Shootout at Reynolds Creek Park (Waco TX)

Jason Nabors first started making noises about a possible mid- September Puddle Duck Racer meet at Lake Waco on September 7; I didn't pay much attention. Waco was 1100 miles away, and I was already driving to Texas for a wedding on September 30. Over the course of the next couple of weeks the meeting moved to October 1, and suddenly I was only going to be 120 miles away AND more or less at loose ends. A petition was submitted to the executive committee (my wife) along with appropriate bribes and groveling, and suddenly the meeting was on my agenda.

I am, so far, strictly a poseur on the Puddle Duck list (see; I have not yet built such a boat, so of course I didn't have one to bring. The other three denizens of the list who showed up brought their boats, though, so a race was inevitable;

About the Puddle Duck Racer: The PDR is a restricted design racing class developed in early 2003 by David (Shorty Pen) Routh. It is touted as the easiest boat in the world to build, and it certainly can be, if one doesn't get fancy. As I write this, 52 hull numbers have been assigned, with more boats always under construction. The greatest concentration of boats is currently in Texas, but there are fleets in 18 different states, as well as Canada, Britain, and South Africa. Details are copiously available at

Jason's wife had even come up with what I believe to be the most professional trophy in the PDR's two year history. When Julia and I arrived, Jason Nabor's Sea Flea (PDR #33) was tied up near the ramp, John H. Wright was out on the lake in his Q&D PDR (PDR #42), and Neil Tipton was in the process of launching Myrtle the Turtle (PDR #29). John came in off the lake, Neil parked his truck, introductions were made all around, and we collectively assaulted the food Jason had provided.

With the preliminaries out of the way, Jason, John, and Neil set forth to do battle. It was interesting that, with only three boats, we had illustrations of nearly the entire range of Puddle Duck Racers that currently exist.

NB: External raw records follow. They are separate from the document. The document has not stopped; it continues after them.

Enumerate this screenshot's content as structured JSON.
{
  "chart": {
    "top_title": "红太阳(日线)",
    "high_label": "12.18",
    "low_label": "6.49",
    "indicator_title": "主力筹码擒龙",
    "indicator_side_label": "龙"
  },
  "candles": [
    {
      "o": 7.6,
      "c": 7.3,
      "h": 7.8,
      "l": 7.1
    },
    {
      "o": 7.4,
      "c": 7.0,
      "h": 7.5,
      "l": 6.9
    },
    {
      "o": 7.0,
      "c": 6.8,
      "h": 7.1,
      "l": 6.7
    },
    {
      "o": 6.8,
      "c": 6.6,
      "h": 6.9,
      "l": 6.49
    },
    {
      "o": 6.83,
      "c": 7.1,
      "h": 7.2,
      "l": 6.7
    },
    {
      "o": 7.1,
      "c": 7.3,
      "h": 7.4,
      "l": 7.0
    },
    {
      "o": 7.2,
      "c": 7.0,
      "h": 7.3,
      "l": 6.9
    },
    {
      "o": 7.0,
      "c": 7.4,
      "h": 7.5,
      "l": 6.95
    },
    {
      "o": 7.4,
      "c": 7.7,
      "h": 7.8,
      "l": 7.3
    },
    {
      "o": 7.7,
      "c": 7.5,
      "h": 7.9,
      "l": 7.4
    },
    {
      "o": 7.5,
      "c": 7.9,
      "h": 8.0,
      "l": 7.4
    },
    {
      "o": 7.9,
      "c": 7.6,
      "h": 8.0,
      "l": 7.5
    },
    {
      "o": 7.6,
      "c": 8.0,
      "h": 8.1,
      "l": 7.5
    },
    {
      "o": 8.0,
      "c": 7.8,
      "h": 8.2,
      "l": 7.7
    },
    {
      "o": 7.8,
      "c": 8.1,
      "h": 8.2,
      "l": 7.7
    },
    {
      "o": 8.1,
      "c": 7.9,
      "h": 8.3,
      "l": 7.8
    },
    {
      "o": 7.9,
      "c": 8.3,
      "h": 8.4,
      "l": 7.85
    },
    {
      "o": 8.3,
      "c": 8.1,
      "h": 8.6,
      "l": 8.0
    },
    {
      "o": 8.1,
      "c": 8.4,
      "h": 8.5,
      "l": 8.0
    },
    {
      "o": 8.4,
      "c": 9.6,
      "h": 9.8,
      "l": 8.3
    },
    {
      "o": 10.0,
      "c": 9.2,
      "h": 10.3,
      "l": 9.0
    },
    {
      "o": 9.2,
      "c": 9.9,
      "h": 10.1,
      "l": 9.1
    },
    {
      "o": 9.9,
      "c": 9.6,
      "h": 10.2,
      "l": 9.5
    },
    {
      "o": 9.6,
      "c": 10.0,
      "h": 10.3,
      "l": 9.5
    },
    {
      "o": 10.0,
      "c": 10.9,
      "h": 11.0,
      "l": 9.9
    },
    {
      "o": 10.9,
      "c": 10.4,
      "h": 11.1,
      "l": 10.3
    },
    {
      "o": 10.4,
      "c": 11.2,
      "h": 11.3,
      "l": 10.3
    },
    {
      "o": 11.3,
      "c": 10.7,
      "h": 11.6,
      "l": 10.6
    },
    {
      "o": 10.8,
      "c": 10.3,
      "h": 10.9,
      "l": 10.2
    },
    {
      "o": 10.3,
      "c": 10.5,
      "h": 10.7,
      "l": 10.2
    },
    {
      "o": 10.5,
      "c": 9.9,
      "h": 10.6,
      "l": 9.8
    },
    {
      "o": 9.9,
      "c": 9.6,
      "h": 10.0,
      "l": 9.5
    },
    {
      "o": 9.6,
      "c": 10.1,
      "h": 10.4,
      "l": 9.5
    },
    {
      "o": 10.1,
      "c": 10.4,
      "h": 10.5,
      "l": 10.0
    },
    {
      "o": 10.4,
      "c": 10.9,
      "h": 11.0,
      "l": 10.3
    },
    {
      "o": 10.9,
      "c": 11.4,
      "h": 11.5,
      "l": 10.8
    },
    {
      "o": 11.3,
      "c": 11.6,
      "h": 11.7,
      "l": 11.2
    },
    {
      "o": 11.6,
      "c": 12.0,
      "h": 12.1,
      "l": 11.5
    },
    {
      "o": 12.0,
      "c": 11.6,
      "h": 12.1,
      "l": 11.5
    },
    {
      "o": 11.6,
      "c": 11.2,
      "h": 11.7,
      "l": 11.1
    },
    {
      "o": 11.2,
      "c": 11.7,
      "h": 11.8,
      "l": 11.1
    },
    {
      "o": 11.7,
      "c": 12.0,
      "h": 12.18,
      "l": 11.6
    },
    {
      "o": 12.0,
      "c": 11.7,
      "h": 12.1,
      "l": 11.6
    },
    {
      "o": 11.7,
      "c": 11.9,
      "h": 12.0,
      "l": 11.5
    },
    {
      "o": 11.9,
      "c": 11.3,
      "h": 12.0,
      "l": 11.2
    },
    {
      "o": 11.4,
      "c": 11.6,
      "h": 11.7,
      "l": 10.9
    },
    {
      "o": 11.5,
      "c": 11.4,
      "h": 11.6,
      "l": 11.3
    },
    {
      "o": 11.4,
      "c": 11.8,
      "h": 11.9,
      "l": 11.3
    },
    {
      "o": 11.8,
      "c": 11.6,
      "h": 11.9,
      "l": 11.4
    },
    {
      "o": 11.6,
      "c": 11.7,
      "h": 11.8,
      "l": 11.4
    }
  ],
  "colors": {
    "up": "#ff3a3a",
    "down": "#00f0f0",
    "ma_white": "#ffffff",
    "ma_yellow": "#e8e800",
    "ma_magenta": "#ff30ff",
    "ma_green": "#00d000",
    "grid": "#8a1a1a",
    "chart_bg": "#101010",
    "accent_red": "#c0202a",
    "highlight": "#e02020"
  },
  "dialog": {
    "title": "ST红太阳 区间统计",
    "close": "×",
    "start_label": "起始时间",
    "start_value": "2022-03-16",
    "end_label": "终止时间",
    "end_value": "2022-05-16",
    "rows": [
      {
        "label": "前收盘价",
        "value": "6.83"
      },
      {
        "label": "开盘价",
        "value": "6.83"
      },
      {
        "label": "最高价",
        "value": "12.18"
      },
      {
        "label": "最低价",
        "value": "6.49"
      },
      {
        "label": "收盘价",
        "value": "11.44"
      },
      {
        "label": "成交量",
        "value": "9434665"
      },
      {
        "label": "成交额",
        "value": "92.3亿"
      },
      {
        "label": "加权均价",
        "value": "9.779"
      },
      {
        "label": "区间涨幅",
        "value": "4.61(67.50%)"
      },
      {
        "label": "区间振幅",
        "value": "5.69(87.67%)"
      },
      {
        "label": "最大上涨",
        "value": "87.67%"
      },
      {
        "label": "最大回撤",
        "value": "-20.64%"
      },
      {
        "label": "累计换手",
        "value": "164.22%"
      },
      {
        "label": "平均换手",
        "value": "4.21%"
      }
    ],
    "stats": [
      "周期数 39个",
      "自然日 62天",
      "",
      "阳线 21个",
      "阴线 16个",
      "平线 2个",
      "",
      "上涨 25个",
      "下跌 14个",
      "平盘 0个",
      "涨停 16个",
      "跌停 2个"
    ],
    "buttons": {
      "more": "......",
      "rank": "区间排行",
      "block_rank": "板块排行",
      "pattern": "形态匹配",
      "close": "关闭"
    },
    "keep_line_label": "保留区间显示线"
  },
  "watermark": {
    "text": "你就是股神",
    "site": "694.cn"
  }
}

Neil's Myrtle is as close to a "standard" PDR as exists, a basic plywood box with side air boxes and a leeboard; its distinguishing feature is an offset mast, mounted in the starboard air box.

Jason's Sea Flea is the most elaborate, and prettiest, PDR to date, and the only one with a cabin that I know of.

John's Q&D is arguably the most technically advanced boat in the fleet, with an more-or-less monocoque hull and sides extended down into bilge keels. It looked to be an interesting race, though it was acknowledged that Jason and the Flea had a significant weight disadvantage.

It was agreed that the pair of buoys that marked the approach to the launch ramp would serve as the start/finish line, and an unidentified orange object floating in the middle of the lake would serve as the turnaround point. The race was about to start when Myrtle was dismasted; the foot of the mast had lifted off its step, allowing the mast to topple sideways, punching a hole in the side of the boat in the process. Neil gathered his mast and sail, shipped his oars, and rowed back to the ramp.

That left Jason and John, who jockeyed to the start line and ad- libbed an amazingly gentlemanly start:

"Are you going?"

"Yeah, I'm going."

"Then I'm going."

And they were off downwind.

Jason unfurled his jib coming off the start, and sailed the downwind leg wing-and-wing. I tried hard to get a decent picture of that, between my camera and Jason's. I wanted photographic documentation of the fact that it really is possible for one of these little plywood boxes to be beautiful, because of course ANY sailboat running wing- and-wing is beautiful; there is no alternative. Alas, no such picture turned up on my camera; I can only hope I had better luck with Jason's camera.

The two boats were fairly close through the turnaround, with John slightly ahead. Things started to go wrong on both boats with the turn. John's sprit boom rig, scavenged from a 30 year old Italian wind surfer, was rigged with a clew outhaul instead of a snotter, and it came loose; John was able to secure it, and continued back upwind. Jason had gudgeon problems; lateral forces caused the top gudgeon to bend one way, and the bottom one the other, giving his rudder a cant that reduced its effectiveness considerably. This, combined with the weight disadvantage mentioned earlier (the Q&D had a gross weight of something less than 225 pounds; the Sea Flea displaced more than twice that), caused Jason to take about twice as long to run the upwind leg as it did John.

Once the race was over, there was the obligatory after-race libation and kibitz, which I participated in until my longsuffering wife's eyes started to glaze over (It seems she has a limited tolerance for discussions of adhesives…), and it was time to head back north.

I REALLY need to build one of these things…

Paul Haynie
(Special thanks to Jason Nabors for food and inspiration.)